EXERCISE DIRECTIONS: Pull out every line below that holds the word "ricchezza".

EXTRACTED MATERIAL:
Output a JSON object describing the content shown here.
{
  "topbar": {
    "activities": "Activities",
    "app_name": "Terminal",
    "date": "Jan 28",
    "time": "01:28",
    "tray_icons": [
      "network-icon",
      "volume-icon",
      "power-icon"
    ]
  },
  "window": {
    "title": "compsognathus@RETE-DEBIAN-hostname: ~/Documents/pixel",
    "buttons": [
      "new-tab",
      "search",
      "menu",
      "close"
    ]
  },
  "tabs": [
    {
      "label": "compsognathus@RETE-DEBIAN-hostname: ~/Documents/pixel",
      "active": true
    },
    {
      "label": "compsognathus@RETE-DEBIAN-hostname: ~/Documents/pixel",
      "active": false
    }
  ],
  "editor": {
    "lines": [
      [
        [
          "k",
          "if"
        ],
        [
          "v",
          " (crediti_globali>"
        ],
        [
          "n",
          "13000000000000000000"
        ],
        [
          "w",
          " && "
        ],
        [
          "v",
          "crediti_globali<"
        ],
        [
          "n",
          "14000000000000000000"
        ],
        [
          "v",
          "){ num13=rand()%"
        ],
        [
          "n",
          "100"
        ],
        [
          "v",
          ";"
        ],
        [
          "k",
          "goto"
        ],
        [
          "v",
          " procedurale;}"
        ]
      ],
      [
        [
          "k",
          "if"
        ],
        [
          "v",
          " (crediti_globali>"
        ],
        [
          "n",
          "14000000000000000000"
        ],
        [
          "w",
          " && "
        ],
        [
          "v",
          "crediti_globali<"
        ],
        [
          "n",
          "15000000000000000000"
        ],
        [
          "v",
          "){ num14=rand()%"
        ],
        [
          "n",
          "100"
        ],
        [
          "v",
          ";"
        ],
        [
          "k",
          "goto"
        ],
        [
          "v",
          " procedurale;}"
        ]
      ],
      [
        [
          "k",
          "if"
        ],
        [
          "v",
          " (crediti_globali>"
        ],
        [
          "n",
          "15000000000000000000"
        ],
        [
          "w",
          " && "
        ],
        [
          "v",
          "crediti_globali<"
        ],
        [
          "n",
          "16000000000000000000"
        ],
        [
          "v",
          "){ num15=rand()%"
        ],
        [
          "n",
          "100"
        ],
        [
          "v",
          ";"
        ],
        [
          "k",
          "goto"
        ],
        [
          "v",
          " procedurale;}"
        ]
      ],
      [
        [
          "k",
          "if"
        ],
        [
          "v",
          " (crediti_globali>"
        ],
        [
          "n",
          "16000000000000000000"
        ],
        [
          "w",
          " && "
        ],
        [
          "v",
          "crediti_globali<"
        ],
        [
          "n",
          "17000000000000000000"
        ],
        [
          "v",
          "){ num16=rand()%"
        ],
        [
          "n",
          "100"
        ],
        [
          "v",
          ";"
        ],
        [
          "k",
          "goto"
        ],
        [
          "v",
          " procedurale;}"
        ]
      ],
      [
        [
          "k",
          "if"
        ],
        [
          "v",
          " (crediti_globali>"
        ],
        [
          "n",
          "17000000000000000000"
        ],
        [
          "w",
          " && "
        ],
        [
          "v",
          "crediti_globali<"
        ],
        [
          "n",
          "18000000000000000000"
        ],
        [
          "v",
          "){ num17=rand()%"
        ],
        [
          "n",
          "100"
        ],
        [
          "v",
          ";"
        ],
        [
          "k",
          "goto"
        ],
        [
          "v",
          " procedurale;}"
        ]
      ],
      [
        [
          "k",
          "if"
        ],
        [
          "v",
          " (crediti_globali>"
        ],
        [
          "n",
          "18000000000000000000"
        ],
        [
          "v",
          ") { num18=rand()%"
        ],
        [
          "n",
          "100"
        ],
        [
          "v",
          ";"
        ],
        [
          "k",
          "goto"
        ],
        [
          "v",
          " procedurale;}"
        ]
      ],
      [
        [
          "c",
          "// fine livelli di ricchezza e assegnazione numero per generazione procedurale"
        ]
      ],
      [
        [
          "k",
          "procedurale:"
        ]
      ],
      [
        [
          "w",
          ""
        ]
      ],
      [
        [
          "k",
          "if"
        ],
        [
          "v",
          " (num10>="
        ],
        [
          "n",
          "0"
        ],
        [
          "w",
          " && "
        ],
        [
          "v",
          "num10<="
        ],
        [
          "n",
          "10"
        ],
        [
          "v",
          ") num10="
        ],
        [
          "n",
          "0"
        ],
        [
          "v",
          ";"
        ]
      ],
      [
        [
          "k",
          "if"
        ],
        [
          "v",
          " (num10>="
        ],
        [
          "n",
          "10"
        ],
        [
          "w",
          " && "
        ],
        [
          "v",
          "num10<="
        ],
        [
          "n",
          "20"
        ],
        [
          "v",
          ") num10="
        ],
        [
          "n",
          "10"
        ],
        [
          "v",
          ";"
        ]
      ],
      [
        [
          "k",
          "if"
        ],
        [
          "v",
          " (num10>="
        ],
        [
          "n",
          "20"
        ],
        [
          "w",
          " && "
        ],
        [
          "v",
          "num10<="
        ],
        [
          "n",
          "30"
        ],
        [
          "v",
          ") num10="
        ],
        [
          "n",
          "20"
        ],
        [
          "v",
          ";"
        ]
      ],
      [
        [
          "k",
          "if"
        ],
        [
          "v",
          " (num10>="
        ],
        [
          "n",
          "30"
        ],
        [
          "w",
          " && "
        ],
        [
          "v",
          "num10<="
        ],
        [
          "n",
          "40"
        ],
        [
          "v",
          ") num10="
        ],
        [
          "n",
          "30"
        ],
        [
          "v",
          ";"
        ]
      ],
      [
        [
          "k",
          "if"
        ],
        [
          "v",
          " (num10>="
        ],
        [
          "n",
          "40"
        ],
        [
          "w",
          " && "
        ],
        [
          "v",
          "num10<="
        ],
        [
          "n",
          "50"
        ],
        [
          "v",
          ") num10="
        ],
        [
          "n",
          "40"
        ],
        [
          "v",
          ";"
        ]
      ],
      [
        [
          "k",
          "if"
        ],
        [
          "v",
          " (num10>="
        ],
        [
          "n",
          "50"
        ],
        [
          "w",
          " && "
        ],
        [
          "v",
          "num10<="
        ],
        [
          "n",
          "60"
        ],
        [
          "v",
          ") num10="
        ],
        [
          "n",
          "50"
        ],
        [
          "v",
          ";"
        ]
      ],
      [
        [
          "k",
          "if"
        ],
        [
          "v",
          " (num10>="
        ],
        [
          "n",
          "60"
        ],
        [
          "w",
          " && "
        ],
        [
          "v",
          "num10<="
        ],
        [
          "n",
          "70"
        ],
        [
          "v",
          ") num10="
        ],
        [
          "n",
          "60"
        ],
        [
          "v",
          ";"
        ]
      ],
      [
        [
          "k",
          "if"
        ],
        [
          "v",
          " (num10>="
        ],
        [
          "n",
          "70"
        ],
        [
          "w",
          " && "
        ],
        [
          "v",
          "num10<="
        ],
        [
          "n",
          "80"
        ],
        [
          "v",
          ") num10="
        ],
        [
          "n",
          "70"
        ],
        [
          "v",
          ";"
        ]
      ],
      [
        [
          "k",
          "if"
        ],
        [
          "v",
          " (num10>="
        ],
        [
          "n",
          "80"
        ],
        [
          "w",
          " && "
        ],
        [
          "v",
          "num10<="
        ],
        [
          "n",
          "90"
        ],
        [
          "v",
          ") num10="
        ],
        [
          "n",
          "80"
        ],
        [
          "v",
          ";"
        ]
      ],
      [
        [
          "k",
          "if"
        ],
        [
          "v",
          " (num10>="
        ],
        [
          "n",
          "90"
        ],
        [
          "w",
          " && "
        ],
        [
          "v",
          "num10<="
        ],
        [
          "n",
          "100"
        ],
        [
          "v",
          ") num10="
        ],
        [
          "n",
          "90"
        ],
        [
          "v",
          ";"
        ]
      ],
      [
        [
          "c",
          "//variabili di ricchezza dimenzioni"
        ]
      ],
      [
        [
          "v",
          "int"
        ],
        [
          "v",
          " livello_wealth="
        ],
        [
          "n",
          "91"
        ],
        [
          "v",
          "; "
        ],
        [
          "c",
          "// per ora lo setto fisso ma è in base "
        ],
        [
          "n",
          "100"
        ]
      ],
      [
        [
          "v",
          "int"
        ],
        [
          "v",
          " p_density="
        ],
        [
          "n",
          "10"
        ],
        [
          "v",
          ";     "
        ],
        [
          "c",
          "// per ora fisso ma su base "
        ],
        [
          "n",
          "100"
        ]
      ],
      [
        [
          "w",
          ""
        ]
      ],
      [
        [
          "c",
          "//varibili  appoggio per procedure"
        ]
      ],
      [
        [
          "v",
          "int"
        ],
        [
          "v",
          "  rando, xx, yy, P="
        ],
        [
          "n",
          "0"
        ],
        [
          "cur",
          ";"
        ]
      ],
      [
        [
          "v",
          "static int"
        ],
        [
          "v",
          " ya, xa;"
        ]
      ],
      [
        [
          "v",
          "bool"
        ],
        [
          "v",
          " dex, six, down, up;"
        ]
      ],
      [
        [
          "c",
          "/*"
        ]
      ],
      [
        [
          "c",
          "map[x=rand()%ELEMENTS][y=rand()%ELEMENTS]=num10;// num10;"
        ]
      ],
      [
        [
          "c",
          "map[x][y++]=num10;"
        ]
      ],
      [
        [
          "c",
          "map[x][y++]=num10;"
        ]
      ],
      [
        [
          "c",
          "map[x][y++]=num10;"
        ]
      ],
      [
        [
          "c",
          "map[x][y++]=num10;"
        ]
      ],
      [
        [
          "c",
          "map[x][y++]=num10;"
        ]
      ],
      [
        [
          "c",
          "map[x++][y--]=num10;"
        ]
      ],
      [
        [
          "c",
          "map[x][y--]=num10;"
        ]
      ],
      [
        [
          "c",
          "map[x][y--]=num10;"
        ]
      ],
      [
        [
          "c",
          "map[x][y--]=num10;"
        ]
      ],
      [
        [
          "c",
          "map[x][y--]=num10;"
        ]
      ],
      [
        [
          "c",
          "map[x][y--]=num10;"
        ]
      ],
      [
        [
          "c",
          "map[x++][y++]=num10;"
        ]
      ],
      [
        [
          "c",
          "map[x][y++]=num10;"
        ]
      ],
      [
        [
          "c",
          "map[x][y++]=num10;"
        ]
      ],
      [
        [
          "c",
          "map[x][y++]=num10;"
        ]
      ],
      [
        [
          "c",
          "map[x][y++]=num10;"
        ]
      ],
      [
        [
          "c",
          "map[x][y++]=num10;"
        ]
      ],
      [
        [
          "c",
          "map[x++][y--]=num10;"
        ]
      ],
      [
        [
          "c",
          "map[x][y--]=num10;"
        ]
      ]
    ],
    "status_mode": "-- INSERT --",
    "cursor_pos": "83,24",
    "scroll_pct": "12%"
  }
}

OUTPUT BELOW:
          "// fine livelli di ricchezza e assegnazione numero per generazione procedurale"
          "//variabili di ricchezza dimenzioni"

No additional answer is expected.